Everyone knows that budgeting is a good idea. Budgeting gives you full control over the money you earn and spend; it gives you freedom to ensure that you always know you’re going to have enough set aside for bills.
Yet for some reason… budgeting just isn’t that popular.
The reason for this? Well, there’s a few, but perhaps the most common is that budgeting is just outright boring. While some people find budgeting inherently satisfying, for most of us, there’s little interest to be gleaned from moving numbers around on a screen. There’s hundreds of other far more interesting, or pressing, things that you could be doing with your time, so budgeting inevitably falls by the wayside.
However, the eternal truth that budgeting is a good idea is undeniable— so here’s a few suggestions as to how you can make budgeting work for you and your family:
1) Keep it flexible
A rigorous budget might sound like a great idea, but it’s incredibly difficult to stick to. If you want to ensure you still have room for spontaneity in your life, then keep a minimal budget for the essentials (such as bills, insurance payments, etc.) and free-flow everything else.

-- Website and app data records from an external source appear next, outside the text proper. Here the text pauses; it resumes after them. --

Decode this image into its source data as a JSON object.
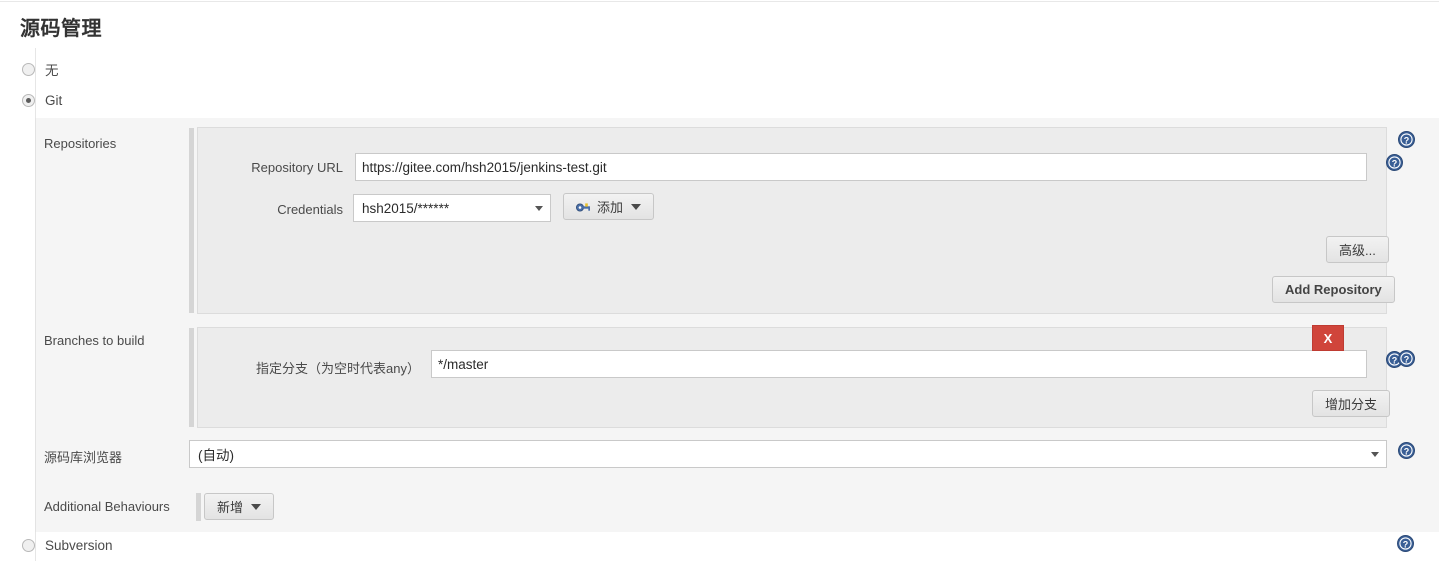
{
  "page": {
    "title": "源码管理"
  },
  "scm_options": [
    {
      "label": "无",
      "selected": false,
      "name": "none"
    },
    {
      "label": "Git",
      "selected": true,
      "name": "git"
    },
    {
      "label": "Subversion",
      "selected": false,
      "name": "subversion"
    }
  ],
  "git": {
    "repositories": {
      "label": "Repositories",
      "repository_url": {
        "label": "Repository URL",
        "value": "https://gitee.com/hsh2015/jenkins-test.git",
        "placeholder": ""
      },
      "credentials": {
        "label": "Credentials",
        "value": "hsh2015/******",
        "add_button": "添加",
        "add_icon": "key-icon"
      },
      "advanced_button": "高级...",
      "add_repository_button": "Add Repository"
    },
    "branches": {
      "label": "Branches to build",
      "branch_specifier": {
        "label": "指定分支（为空时代表any）",
        "value": "*/master",
        "placeholder": ""
      },
      "delete_button": "X",
      "add_branch_button": "增加分支"
    },
    "repository_browser": {
      "label": "源码库浏览器",
      "value": "(自动)"
    },
    "additional_behaviours": {
      "label": "Additional Behaviours",
      "add_button": "新增"
    }
  },
  "help": {
    "icon": "help-icon",
    "tooltip": "?"
  },
  "colors": {
    "body_bg": "#ffffff",
    "section_bg": "#f5f5f5",
    "panel_bg": "#ececec",
    "panel_border": "#dcdcdc",
    "danger": "#d0453b",
    "help_blue": "#3a5f96",
    "text": "#333333"
  }
}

When you get into the habit of doing this, budgeting in other areas will begin to feel more natural.
2) Don’t do it alone

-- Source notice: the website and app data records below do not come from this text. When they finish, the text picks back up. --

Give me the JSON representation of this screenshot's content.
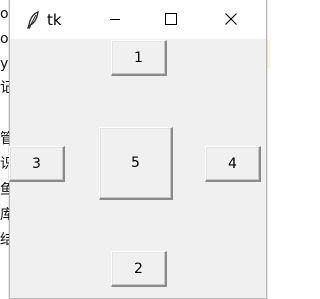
{
  "background_app": {
    "fragments": [
      "od",
      "o",
      "y",
      "记",
      "管",
      "识",
      "鱼",
      "库",
      "结"
    ]
  },
  "window": {
    "title": "tk",
    "icon": "feather-icon",
    "controls": {
      "minimize_icon": "minimize-icon",
      "maximize_icon": "maximize-icon",
      "close_icon": "close-icon"
    }
  },
  "buttons": {
    "top": "1",
    "bottom": "2",
    "left": "3",
    "right": "4",
    "center": "5"
  }
}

A spreadsheet and a calculator are not the only tools available to you if you want to budget effectively, so make the most of the options out there. There are countless apps you can use to help keep tabs on your spending, and this LearnVest review makes it clear there’s much to be gained from budgeting tools. The easier it is to budget, the more likely you are to stick to it, so make use of the options available to you.
3) Set a budget schedule
One of the best things about budgeting is that it makes life straightforward; you know the way your finances are mapped out for the month, and you can free yourself from financial thoughts for the vast majority of the time. However, many people make the mistake of seeing budgeting as a constant requirement, and will spend hours tweaking and changing their budget as the month progresses. Don’t do this: set a budget you can stick to once per month, and don’t deviate or change it. If there’s something you wish you’d done differently, make a note of it so you can make a change when you do next month’s budget.
4) Allow a contingency
A sudden, unexpected expense is a surefire budget breaker, so a contingency fund is an essential. This should be an amount you can use in an emergency, and it should be kept separate from your main household savings. If you get to the end of the month and you haven’t used your contingency, then you can either save it, or treat the kids to a fun day out.